For at least one group of first-graders, a newly acquired skill is helping them to find a way to stay connected with their teacher.
Just before Spring Break, Emily Ruble and her Briarwood students studied letter writing. They practiced writing capital letters, adding commas, addressing envelopes, and signing letters.
When schools were closed in March, Ruble saw a new opportunity for students to learn even more. She wrote handwritten letters to each of her students’ households. She also included an addressed, stamped envelope so students could write back if they wanted.
While Ruble expressed she wants her students to practice letter-writing skills, she emphasized that was far from the point of the activity. Ruble says she wanted each student to know, despite varying access to technology, students can still connect with trusted individuals.
“I want my students to learn what a good feeling it is to get a letter addressed to you in your mail, and how to give someone else that joy too,” Ruble added. “Mostly, I want them to know that I genuinely want to hear how they are doing, what they’re up to, and how they feel. I’m not necessarily worried about their spelling, handwriting, or punctuation.”
Ruble noted she was also intentional about acknowledging what her students might be feeling.
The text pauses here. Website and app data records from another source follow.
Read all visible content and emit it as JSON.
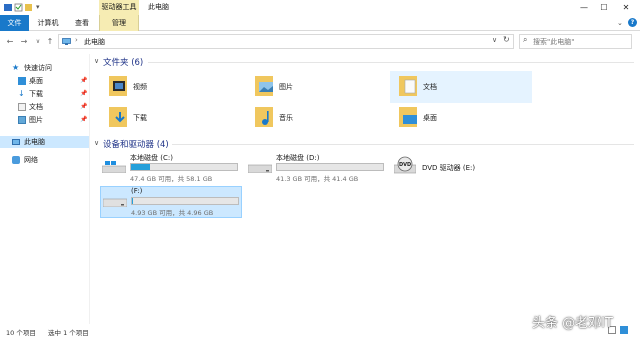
{
  "window": {
    "title": "此电脑",
    "contextual_group": "驱动器工具"
  },
  "ribbon": {
    "tabs": [
      "文件",
      "计算机",
      "查看",
      "管理"
    ]
  },
  "address": {
    "crumb": "此电脑",
    "search_placeholder": "搜索\"此电脑\""
  },
  "sidebar": {
    "quick_access": "快速访问",
    "items": [
      "桌面",
      "下载",
      "文档",
      "图片"
    ],
    "this_pc": "此电脑",
    "network": "网络"
  },
  "folders": {
    "header": "文件夹 (6)",
    "items": [
      "视频",
      "图片",
      "文档",
      "下载",
      "音乐",
      "桌面"
    ]
  },
  "drives": {
    "header": "设备和驱动器 (4)",
    "items": [
      {
        "name": "本地磁盘 (C:)",
        "size": "47.4 GB 可用，共 58.1 GB",
        "used": 0.18
      },
      {
        "name": "本地磁盘 (D:)",
        "size": "41.3 GB 可用，共 41.4 GB",
        "used": 0.0
      },
      {
        "name": "DVD 驱动器 (E:)"
      },
      {
        "name": "(F:)",
        "size": "4.93 GB 可用，共 4.96 GB",
        "used": 0.006
      }
    ]
  },
  "statusbar": {
    "count": "10 个项目",
    "selected": "选中 1 个项目"
  },
  "watermark": "头条 @老邓IT",
  "colors": {
    "accent": "#1979ca",
    "drive_fill": "#26a0da",
    "selected_bg": "#cce8ff",
    "hover_bg": "#e5f3ff",
    "tools_tab": "#f6ecb3"
  }
}
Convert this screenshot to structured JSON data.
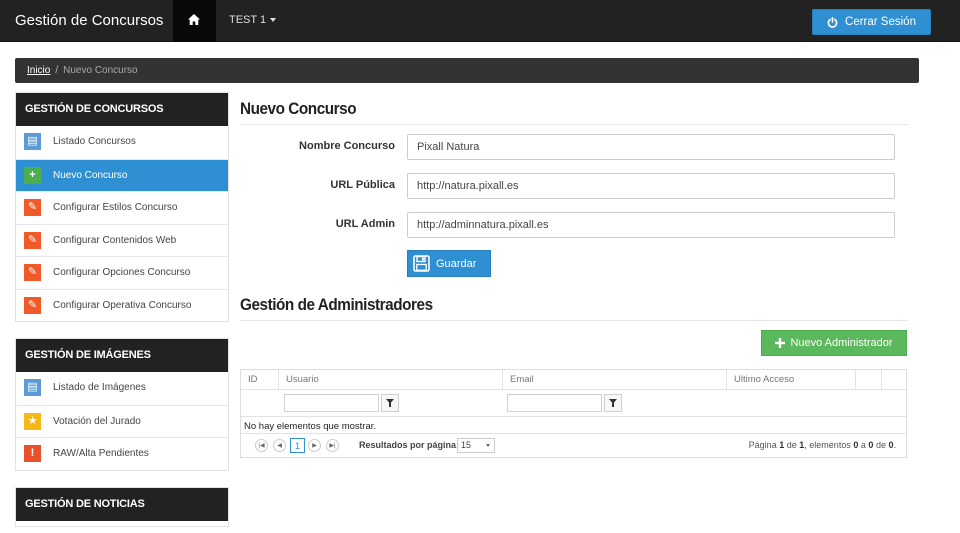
{
  "navbar": {
    "brand": "Gestión de Concursos",
    "home_icon": "home-icon",
    "project_menu": "TEST 1",
    "logout_label": "Cerrar Sesión",
    "logout_icon": "power-icon"
  },
  "breadcrumb": {
    "home": "Inicio",
    "separator": "/",
    "current": "Nuevo Concurso"
  },
  "sidebar": {
    "contests": {
      "title": "GESTIÓN DE CONCURSOS",
      "items": [
        {
          "label": "Listado Concursos",
          "icon": "document-icon",
          "glyph": "▤"
        },
        {
          "label": "Nuevo Concurso",
          "icon": "plus-icon",
          "glyph": "+",
          "active": true
        },
        {
          "label": "Configurar Estilos Concurso",
          "icon": "wrench-icon",
          "glyph": "✎"
        },
        {
          "label": "Configurar Contenidos Web",
          "icon": "wrench-icon",
          "glyph": "✎"
        },
        {
          "label": "Configurar Opciones Concurso",
          "icon": "wrench-icon",
          "glyph": "✎"
        },
        {
          "label": "Configurar Operativa Concurso",
          "icon": "wrench-icon",
          "glyph": "✎"
        }
      ]
    },
    "images": {
      "title": "GESTIÓN DE IMÁGENES",
      "items": [
        {
          "label": "Listado de Imágenes",
          "icon": "document-icon",
          "glyph": "▤"
        },
        {
          "label": "Votación del Jurado",
          "icon": "star-icon",
          "glyph": "★"
        },
        {
          "label": "RAW/Alta Pendientes",
          "icon": "warning-icon",
          "glyph": "!"
        }
      ]
    },
    "news": {
      "title": "GESTIÓN DE NOTICIAS"
    }
  },
  "form": {
    "title": "Nuevo Concurso",
    "fields": [
      {
        "label": "Nombre Concurso",
        "value": "Pixall Natura"
      },
      {
        "label": "URL Pública",
        "value": "http://natura.pixall.es"
      },
      {
        "label": "URL Admin",
        "value": "http://adminnatura.pixall.es"
      }
    ],
    "save_label": "Guardar",
    "save_icon": "floppy-disk-icon"
  },
  "admins": {
    "title": "Gestión de Administradores",
    "add_button": "Nuevo Administrador",
    "add_icon": "plus-icon",
    "columns": [
      "ID",
      "Usuario",
      "Email",
      "Ultimo Acceso"
    ],
    "empty_message": "No hay elementos que mostrar.",
    "pager": {
      "current_page": "1",
      "page_size_label": "Resultados por página:",
      "page_size": "15",
      "info_prefix": "Página",
      "info_page": "1",
      "info_of": "de",
      "info_total_pages": "1",
      "info_items": ", elementos",
      "info_from": "0",
      "info_a": "a",
      "info_to": "0",
      "info_de": "de",
      "info_total": "0",
      "info_end": "."
    }
  },
  "colors": {
    "accent": "#2e8fd2",
    "success": "#5cb85c",
    "dark": "#222222",
    "warning": "#f05a28"
  }
}
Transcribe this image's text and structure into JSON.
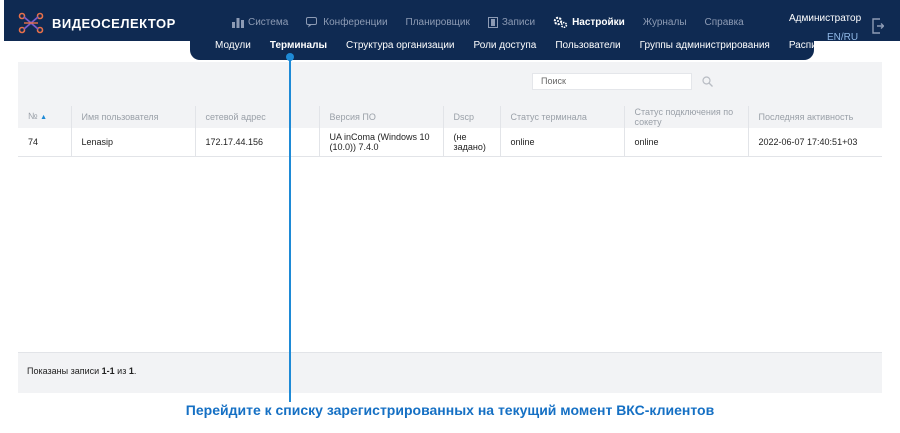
{
  "brand": {
    "name": "ВИДЕОСЕЛЕКТОР"
  },
  "main_menu": [
    {
      "label": "Система",
      "icon": "bar-chart-icon",
      "active": false
    },
    {
      "label": "Конференции",
      "icon": "chat-icon",
      "active": false
    },
    {
      "label": "Планировщик",
      "icon": "",
      "active": false
    },
    {
      "label": "Записи",
      "icon": "film-icon",
      "active": false
    },
    {
      "label": "Настройки",
      "icon": "gears-icon",
      "active": true
    },
    {
      "label": "Журналы",
      "icon": "",
      "active": false
    },
    {
      "label": "Справка",
      "icon": "",
      "active": false
    }
  ],
  "sub_menu": [
    {
      "label": "Модули",
      "active": false
    },
    {
      "label": "Терминалы",
      "active": true
    },
    {
      "label": "Структура организации",
      "active": false
    },
    {
      "label": "Роли доступа",
      "active": false
    },
    {
      "label": "Пользователи",
      "active": false
    },
    {
      "label": "Группы администрирования",
      "active": false
    },
    {
      "label": "Расписание",
      "active": false
    }
  ],
  "user": {
    "name": "Администратор",
    "lang": "EN/RU"
  },
  "search": {
    "placeholder": "Поиск"
  },
  "table": {
    "headers": [
      "№",
      "Имя пользователя",
      "сетевой адрес",
      "Версия ПО",
      "Dscp",
      "Статус терминала",
      "Статус подключения по сокету",
      "Последняя активность"
    ],
    "rows": [
      [
        "74",
        "Lenasip",
        "172.17.44.156",
        "UA inComa (Windows 10 (10.0)) 7.4.0",
        "(не задано)",
        "online",
        "online",
        "2022-06-07 17:40:51+03"
      ]
    ]
  },
  "footer": {
    "prefix": "Показаны записи ",
    "range": "1-1",
    "middle": " из ",
    "total": "1",
    "suffix": "."
  },
  "caption": "Перейдите к списку зарегистрированных на текущий момент ВКС-клиентов",
  "colors": {
    "nav": "#0f2a52",
    "accent": "#1e8ad6",
    "caption": "#1570c4",
    "panel": "#f2f3f5"
  }
}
“I told my students we would not be coming back to school this year and that it is okay if that seemed weird or made them nervous,” Ruble said. “I told them I was nervous, too.”
Ruble also shared details about her dog, Nipsey, about putting a puzzle together, and encouraged students to write back.
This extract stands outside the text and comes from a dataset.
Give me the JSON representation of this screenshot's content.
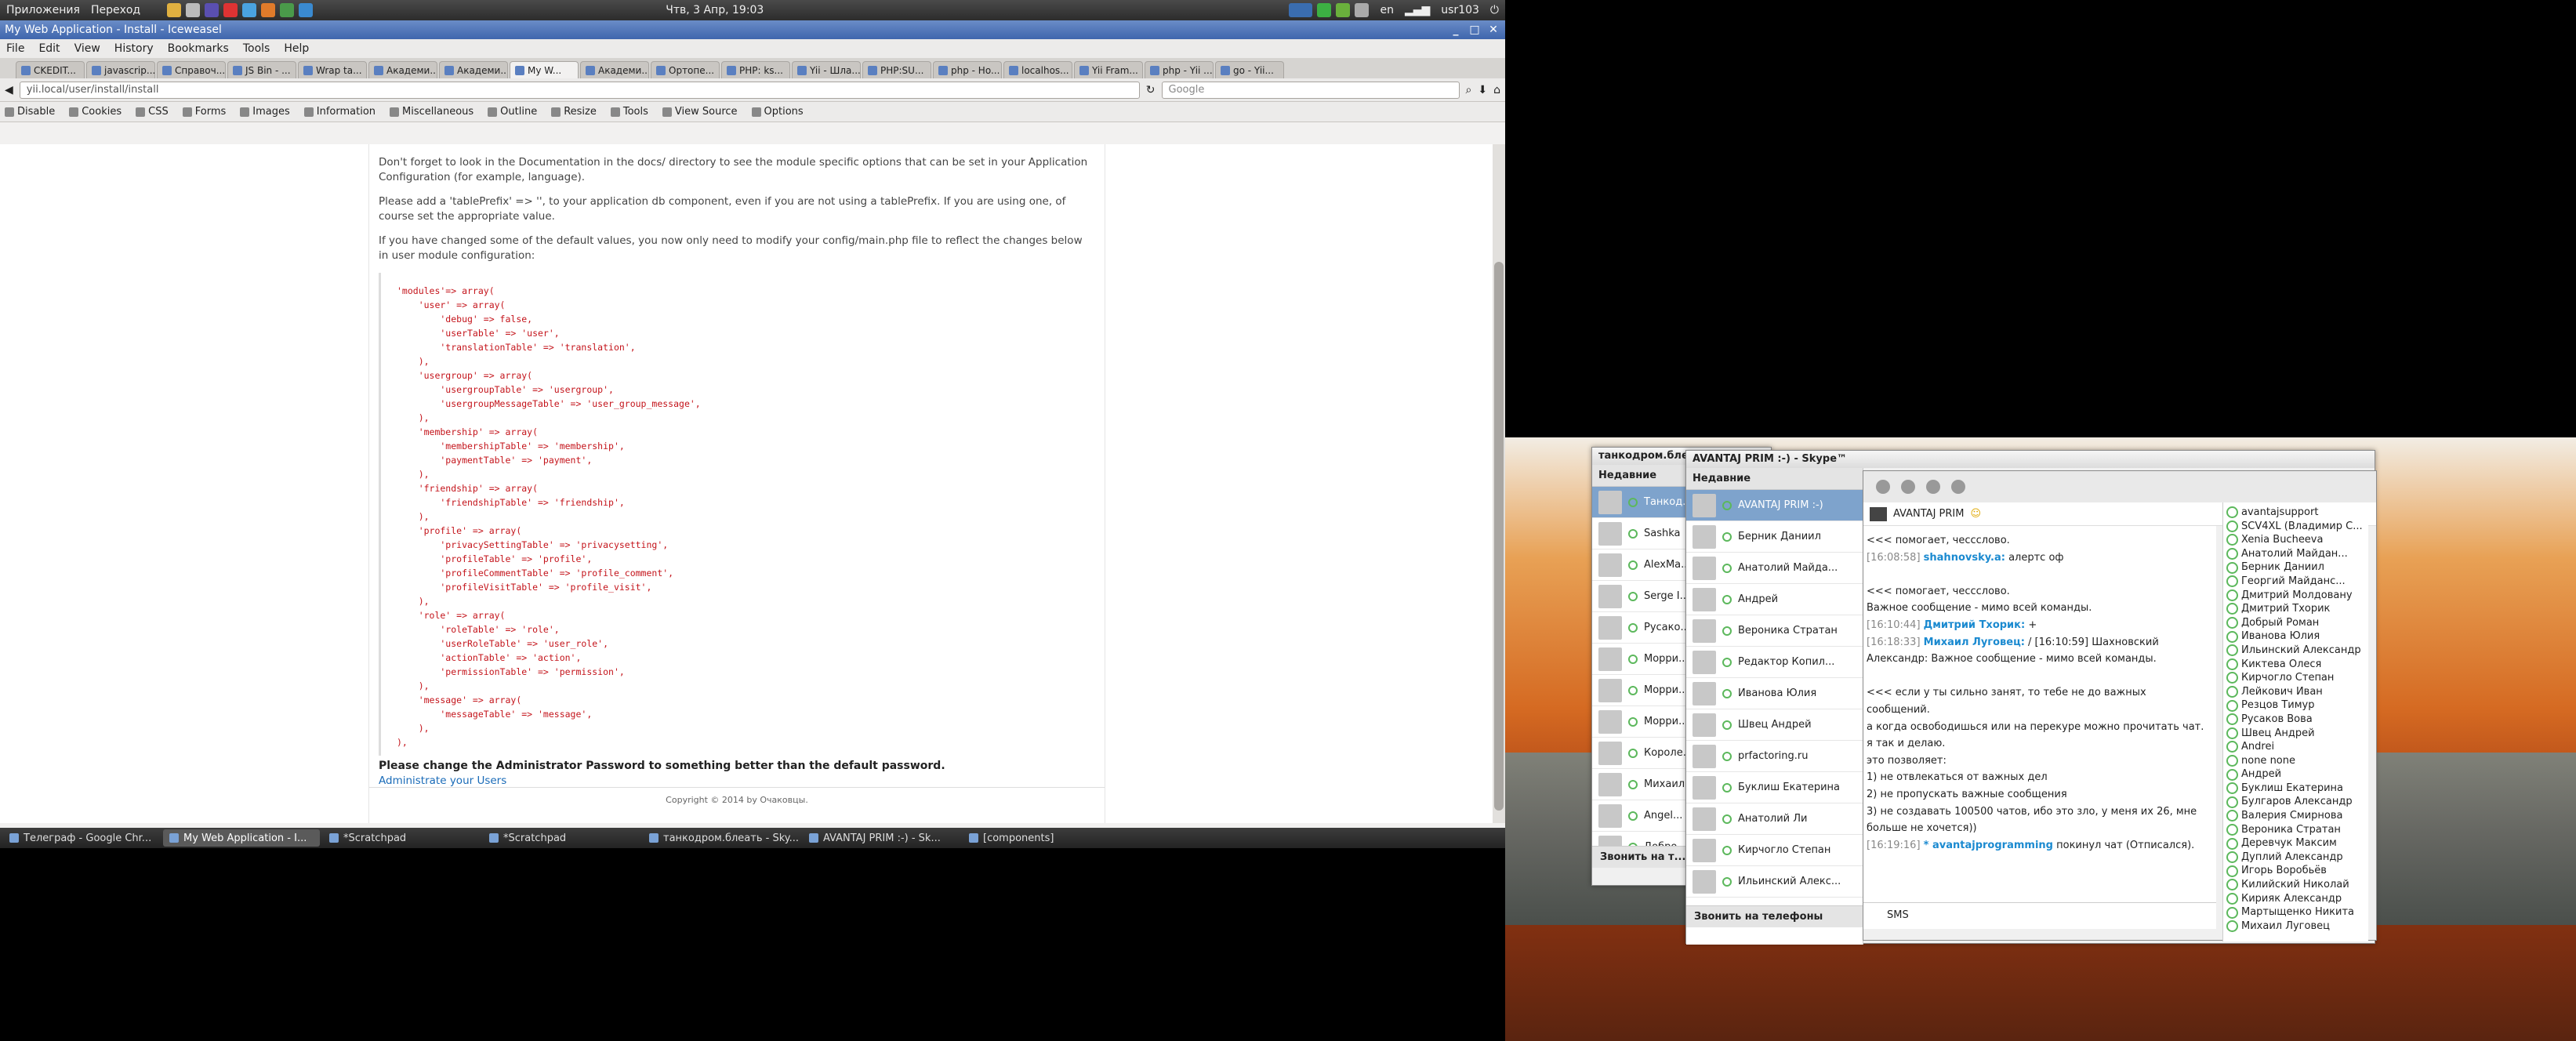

“It worked!” Ruble exclaimed. “I’ve been getting a few letters each day. It has been an amazing project. Kids are so resilient. They are telling me about baking, making forts, about the books they’ve read. They’re having fun, and it makes being apart seem a little bit okay for the moment.”